+++ RAW DATA

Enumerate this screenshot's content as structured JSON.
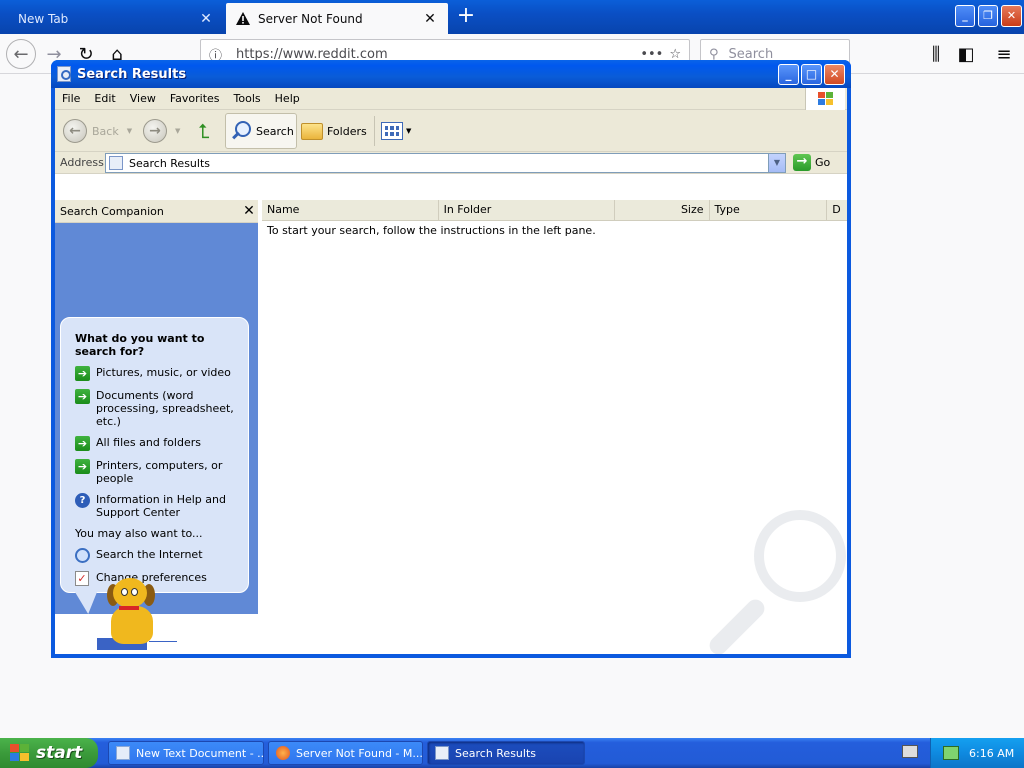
{
  "firefox": {
    "tabs": [
      {
        "label": "New Tab",
        "active": false
      },
      {
        "label": "Server Not Found",
        "active": true
      }
    ],
    "close_glyph": "✕",
    "new_tab_glyph": "+",
    "url": "https://www.reddit.com",
    "url_more": "•••",
    "search_placeholder": "Search",
    "window_buttons": {
      "minimize": "_",
      "maximize": "❐",
      "close": "✕"
    }
  },
  "window": {
    "title": "Search Results",
    "menu": [
      "File",
      "Edit",
      "View",
      "Favorites",
      "Tools",
      "Help"
    ],
    "toolbar": {
      "back": "Back",
      "search": "Search",
      "folders": "Folders"
    },
    "address": {
      "label": "Address",
      "value": "Search Results",
      "go": "Go"
    }
  },
  "companion": {
    "header": "Search Companion",
    "question": "What do you want to search for?",
    "options": [
      {
        "label": "Pictures, music, or video",
        "icon": "arrow-icon"
      },
      {
        "label": "Documents (word processing, spreadsheet, etc.)",
        "icon": "arrow-icon"
      },
      {
        "label": "All files and folders",
        "icon": "arrow-icon"
      },
      {
        "label": "Printers, computers, or people",
        "icon": "arrow-icon"
      },
      {
        "label": "Information in Help and Support Center",
        "icon": "help-icon"
      }
    ],
    "also_label": "You may also want to...",
    "also_options": [
      {
        "label": "Search the Internet",
        "icon": "globe-search-icon"
      },
      {
        "label": "Change preferences",
        "icon": "preferences-icon"
      }
    ]
  },
  "results": {
    "columns": [
      "Name",
      "In Folder",
      "Size",
      "Type",
      "D"
    ],
    "message": "To start your search, follow the instructions in the left pane."
  },
  "taskbar": {
    "start": "start",
    "tasks": [
      {
        "label": "New Text Document - ...",
        "active": false
      },
      {
        "label": "Server Not Found - M...",
        "active": false
      },
      {
        "label": "Search Results",
        "active": true
      }
    ],
    "clock": "6:16 AM"
  },
  "colors": {
    "xp_blue": "#0c5adf",
    "companion_blue": "#6089d6",
    "start_green": "#3b9b3b",
    "menu_bg": "#ece9d8"
  }
}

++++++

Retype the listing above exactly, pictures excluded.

* _ANSWER TO THIS EXERCISE_:
Enumerate this screenshot's content as structured JSON.
{
  "firefox": {
    "tabs": [
      {
        "label": "New Tab",
        "active": false
      },
      {
        "label": "Server Not Found",
        "active": true
      }
    ],
    "close_glyph": "✕",
    "new_tab_glyph": "+",
    "url": "https://www.reddit.com",
    "url_more": "•••",
    "search_placeholder": "Search",
    "window_buttons": {
      "minimize": "_",
      "maximize": "❐",
      "close": "✕"
    }
  },
  "window": {
    "title": "Search Results",
    "menu": [
      "File",
      "Edit",
      "View",
      "Favorites",
      "Tools",
      "Help"
    ],
    "toolbar": {
      "back": "Back",
      "search": "Search",
      "folders": "Folders"
    },
    "address": {
      "label": "Address",
      "value": "Search Results",
      "go": "Go"
    }
  },
  "companion": {
    "header": "Search Companion",
    "question": "What do you want to search for?",
    "options": [
      {
        "label": "Pictures, music, or video",
        "icon": "arrow-icon"
      },
      {
        "label": "Documents (word processing, spreadsheet, etc.)",
        "icon": "arrow-icon"
      },
      {
        "label": "All files and folders",
        "icon": "arrow-icon"
      },
      {
        "label": "Printers, computers, or people",
        "icon": "arrow-icon"
      },
      {
        "label": "Information in Help and Support Center",
        "icon": "help-icon"
      }
    ],
    "also_label": "You may also want to...",
    "also_options": [
      {
        "label": "Search the Internet",
        "icon": "globe-search-icon"
      },
      {
        "label": "Change preferences",
        "icon": "preferences-icon"
      }
    ]
  },
  "results": {
    "columns": [
      "Name",
      "In Folder",
      "Size",
      "Type",
      "D"
    ],
    "message": "To start your search, follow the instructions in the left pane."
  },
  "taskbar": {
    "start": "start",
    "tasks": [
      {
        "label": "New Text Document - ...",
        "active": false
      },
      {
        "label": "Server Not Found - M...",
        "active": false
      },
      {
        "label": "Search Results",
        "active": true
      }
    ],
    "clock": "6:16 AM"
  },
  "colors": {
    "xp_blue": "#0c5adf",
    "companion_blue": "#6089d6",
    "start_green": "#3b9b3b",
    "menu_bg": "#ece9d8"
  }
}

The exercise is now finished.